  3. 3. Contractions Sarcoplasmic reticulum sacs empty Calcium into the sarcoplasm. The calcium ionsbind with troponin molecules until relaxation when the ions and molecules are separated (1).Relaxation is the stage where the Calcium is gathered back up and the contraction has finished.All three stages are about the movement of Calcium but the use of Calcium is different(Excitation=growth=stimulus signal, Contraction=release=causes movement, andRelaxation=recovery=end of movement).7. People who exercise seiously are sometimes told to work a muscle until they "feel the burn". Interms of how muscle is able to release energy, explain what is going on in the muscle early in theexercise and when the muscle is "burning."The muscles burning while a person is exercising are the muscle cells running out of oxygen. Thebody then produces lactic acid to convert into energy for the muscle cells. Lactic acid uses lessoxygen and can increase the burning sensation (5).8. Describe the anatomical arrangement of a motor unit. Contrast fine and gross motor units.A motor unit is group of muscle fibers and the motor neuron they are attached to.A fine motor unit is when the group has a small amount of fibers (i.e. 10 fibers).Unlike a gross motor unit where there are many fibers (i.e. 500 fibers).(1). ©13: Phases of a muscle contractionA muscle contraction in response to a single nerve action potential is called a twitch contraction. Amyogram, a graph of muscle strength (tension) with time, shows several phases, shown in Figure 1: 1. The latent period is the time required for the release of Ca2+. 2. The contraction period represents the time during actual muscle contraction. 3. The relaxation period is the time during which Ca2+ are returned to the sarcoplasmic reticulum by active transport. 4. The refractory period is the time immediately following a stimulus. This is the time period when a muscle is contracting and therefore will not respond to a second stimulus. Since this

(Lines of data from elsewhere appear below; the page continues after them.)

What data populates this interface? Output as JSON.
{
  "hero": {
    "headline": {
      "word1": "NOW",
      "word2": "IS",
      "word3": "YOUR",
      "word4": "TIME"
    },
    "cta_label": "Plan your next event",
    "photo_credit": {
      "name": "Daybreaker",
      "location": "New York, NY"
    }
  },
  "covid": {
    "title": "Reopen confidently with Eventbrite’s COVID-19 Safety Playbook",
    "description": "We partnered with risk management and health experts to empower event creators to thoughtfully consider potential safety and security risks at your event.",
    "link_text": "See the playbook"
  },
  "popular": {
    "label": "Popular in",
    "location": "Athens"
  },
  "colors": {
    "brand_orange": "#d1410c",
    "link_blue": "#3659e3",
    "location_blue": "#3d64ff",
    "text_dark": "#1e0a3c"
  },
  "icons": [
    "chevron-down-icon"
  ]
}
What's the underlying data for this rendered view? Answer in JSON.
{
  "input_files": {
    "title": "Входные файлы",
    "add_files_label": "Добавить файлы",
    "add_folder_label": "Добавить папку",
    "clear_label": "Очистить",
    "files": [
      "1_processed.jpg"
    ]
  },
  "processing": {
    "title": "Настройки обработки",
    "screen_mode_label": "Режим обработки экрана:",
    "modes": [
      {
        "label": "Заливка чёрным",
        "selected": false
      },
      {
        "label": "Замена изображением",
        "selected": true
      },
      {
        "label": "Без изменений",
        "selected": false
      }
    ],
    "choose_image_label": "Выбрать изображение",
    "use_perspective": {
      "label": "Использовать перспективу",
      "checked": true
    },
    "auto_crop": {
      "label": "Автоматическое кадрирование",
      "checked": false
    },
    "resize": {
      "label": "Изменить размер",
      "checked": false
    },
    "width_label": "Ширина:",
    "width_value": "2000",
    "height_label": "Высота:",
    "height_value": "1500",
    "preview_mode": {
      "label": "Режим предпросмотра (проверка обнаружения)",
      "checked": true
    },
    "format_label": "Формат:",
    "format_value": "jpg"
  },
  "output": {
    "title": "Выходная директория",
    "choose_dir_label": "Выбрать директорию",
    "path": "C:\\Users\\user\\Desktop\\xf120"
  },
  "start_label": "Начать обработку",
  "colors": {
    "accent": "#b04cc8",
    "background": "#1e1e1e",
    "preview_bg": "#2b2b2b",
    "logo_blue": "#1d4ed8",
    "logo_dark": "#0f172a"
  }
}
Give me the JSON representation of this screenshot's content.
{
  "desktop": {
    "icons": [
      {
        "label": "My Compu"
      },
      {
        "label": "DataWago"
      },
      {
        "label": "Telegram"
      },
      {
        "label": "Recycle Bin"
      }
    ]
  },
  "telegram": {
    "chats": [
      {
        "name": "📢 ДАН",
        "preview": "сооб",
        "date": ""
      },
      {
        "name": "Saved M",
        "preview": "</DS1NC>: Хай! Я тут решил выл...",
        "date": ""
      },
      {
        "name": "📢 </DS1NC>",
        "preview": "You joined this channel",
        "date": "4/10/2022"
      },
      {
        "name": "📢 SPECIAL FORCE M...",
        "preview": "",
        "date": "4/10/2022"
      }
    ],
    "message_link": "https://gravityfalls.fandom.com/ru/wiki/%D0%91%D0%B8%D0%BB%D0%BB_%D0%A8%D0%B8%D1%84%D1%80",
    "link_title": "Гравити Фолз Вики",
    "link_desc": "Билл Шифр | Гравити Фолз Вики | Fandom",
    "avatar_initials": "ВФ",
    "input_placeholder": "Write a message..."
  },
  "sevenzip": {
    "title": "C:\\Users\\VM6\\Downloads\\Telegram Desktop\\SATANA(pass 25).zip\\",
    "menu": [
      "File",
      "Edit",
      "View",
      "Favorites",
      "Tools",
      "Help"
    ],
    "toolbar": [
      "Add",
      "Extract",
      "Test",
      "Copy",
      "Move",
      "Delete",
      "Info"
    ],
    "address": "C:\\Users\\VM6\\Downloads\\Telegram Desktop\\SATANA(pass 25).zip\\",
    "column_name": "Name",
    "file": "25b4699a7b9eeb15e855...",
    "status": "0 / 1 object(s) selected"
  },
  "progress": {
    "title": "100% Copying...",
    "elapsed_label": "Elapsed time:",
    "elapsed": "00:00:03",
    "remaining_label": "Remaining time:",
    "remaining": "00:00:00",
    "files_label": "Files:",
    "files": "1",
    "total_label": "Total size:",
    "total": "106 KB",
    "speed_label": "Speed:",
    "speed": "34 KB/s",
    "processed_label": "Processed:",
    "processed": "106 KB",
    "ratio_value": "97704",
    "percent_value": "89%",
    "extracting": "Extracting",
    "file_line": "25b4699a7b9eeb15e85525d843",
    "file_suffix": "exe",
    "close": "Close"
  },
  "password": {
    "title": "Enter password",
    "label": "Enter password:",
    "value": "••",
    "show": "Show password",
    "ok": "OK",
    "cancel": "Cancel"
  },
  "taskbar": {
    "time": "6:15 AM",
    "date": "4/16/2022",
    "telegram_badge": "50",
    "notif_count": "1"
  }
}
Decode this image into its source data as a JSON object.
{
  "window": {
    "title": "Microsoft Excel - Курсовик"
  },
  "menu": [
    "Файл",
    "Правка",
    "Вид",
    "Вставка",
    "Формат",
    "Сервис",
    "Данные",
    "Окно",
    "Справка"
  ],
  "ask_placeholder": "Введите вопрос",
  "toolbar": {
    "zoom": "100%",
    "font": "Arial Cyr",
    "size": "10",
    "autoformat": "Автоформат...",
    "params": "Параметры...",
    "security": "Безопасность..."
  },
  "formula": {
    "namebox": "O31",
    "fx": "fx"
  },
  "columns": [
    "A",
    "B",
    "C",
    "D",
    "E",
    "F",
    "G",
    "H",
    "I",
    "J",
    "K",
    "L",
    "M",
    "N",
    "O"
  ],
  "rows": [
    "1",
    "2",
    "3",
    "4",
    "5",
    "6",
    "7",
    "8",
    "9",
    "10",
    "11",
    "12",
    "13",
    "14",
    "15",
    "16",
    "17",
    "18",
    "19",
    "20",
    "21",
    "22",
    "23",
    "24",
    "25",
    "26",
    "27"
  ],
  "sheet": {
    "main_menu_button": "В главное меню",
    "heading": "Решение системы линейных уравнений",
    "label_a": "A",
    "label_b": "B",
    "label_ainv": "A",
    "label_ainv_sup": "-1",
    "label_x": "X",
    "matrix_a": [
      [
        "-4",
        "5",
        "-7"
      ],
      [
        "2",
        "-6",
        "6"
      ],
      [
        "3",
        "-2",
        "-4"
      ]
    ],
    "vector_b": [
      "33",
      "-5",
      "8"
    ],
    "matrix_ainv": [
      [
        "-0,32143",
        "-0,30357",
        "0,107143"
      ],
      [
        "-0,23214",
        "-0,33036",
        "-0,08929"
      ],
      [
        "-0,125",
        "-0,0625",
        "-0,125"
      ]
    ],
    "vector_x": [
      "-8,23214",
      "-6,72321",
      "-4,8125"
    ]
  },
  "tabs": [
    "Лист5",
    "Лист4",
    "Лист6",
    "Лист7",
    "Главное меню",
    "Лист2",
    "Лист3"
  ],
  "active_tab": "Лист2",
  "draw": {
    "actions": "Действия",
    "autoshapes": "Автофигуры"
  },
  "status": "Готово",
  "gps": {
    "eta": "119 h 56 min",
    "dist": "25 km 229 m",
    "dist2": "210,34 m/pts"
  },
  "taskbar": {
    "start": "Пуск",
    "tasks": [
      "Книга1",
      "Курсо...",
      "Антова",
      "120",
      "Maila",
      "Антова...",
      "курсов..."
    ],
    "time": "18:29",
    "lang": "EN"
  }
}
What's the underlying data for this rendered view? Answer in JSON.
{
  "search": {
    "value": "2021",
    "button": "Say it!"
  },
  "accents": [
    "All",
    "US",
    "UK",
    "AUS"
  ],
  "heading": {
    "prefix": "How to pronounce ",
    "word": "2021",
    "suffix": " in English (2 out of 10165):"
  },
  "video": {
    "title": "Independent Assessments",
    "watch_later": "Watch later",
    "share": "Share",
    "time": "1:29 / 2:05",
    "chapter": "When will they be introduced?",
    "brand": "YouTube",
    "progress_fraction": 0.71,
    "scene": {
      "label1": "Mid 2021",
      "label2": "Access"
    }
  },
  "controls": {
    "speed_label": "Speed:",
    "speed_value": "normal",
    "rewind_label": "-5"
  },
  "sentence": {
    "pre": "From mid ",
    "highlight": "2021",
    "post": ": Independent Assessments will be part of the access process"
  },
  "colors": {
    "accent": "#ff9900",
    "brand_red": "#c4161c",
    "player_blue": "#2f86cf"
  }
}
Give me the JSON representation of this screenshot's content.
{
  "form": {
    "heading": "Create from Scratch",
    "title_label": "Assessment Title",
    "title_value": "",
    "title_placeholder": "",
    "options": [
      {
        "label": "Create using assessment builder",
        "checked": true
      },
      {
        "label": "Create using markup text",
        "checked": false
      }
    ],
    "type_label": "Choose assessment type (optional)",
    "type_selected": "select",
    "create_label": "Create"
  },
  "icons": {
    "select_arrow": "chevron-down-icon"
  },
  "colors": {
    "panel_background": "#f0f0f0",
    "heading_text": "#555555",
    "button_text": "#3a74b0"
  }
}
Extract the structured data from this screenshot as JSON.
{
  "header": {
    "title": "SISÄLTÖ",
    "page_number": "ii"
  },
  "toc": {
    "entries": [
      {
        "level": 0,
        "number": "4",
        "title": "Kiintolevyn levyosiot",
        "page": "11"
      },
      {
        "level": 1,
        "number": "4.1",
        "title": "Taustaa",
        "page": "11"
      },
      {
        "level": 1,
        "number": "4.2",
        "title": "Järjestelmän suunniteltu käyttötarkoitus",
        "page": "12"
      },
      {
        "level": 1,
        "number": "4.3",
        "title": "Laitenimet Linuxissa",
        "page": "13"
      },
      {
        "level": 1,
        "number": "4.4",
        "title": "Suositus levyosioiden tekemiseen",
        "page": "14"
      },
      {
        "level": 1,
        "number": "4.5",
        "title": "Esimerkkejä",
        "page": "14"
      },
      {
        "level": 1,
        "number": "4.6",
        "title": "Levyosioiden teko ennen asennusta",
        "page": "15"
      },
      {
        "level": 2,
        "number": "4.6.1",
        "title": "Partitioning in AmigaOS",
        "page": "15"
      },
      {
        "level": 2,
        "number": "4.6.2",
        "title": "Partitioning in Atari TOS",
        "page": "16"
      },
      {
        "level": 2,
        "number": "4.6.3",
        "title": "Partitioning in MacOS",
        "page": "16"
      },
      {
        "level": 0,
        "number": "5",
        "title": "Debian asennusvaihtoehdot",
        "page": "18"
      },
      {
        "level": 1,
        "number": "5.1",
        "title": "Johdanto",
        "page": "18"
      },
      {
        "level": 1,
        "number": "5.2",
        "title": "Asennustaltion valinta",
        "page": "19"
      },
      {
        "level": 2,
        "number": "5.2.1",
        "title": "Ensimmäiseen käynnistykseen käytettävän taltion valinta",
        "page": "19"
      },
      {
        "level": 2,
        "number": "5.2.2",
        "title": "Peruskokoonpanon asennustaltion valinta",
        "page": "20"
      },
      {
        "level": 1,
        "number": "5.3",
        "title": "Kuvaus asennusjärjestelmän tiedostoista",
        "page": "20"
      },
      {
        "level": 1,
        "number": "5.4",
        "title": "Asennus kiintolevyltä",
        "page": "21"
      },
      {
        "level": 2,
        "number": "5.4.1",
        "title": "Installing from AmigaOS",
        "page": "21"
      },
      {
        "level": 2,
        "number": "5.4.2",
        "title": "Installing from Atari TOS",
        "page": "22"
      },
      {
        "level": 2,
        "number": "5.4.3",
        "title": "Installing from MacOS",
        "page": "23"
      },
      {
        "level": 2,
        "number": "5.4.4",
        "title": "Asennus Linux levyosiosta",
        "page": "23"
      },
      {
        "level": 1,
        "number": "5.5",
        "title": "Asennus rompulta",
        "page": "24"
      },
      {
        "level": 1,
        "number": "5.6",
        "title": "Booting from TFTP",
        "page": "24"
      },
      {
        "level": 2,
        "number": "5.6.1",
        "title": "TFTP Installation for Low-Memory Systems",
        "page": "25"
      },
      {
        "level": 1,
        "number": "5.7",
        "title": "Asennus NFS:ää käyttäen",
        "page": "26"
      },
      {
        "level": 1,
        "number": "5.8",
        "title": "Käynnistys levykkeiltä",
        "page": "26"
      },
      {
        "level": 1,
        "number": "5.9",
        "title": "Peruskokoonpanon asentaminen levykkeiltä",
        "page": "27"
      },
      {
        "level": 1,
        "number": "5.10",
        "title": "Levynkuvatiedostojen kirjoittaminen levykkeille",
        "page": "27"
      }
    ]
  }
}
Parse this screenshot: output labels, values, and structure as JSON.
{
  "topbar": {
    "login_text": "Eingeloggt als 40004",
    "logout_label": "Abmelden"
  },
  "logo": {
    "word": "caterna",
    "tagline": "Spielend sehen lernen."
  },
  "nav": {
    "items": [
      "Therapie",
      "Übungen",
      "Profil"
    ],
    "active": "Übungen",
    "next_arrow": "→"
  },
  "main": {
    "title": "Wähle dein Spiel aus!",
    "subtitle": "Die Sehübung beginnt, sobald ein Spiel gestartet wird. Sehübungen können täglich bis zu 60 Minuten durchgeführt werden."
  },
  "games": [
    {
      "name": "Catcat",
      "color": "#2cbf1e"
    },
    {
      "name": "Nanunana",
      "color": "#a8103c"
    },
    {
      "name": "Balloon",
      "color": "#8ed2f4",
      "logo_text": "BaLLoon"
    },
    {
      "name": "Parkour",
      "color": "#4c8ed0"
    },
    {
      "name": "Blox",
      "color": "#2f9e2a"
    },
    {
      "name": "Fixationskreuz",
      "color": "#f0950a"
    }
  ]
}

  4. 4. is occurring at the same time as the contraction, it does not appear on the myogram as a separate event.14: Treppe Effect The concept or phenomenon of "Treppe" occurs when a muscle contracts more forcefullyafter it has contracted a few times than when it first contracts. This is due to the fact that activemuscles require decreasing degrees of succeeding stimuli to elicit maximal contractions. Returningto our example of the second set of squats feeling easier than the first, during the first set there wasinsufficient warm-up, and the second set felt easier because the first set actually served as a warm-up. The phenomenon in which the contraction strength of a muscle increases, due to increasedCa2+ availability and enzyme efficiency during the warm-up.Golfers need to warm-up too; all that practice is what makes a golfer’s movements so fluid.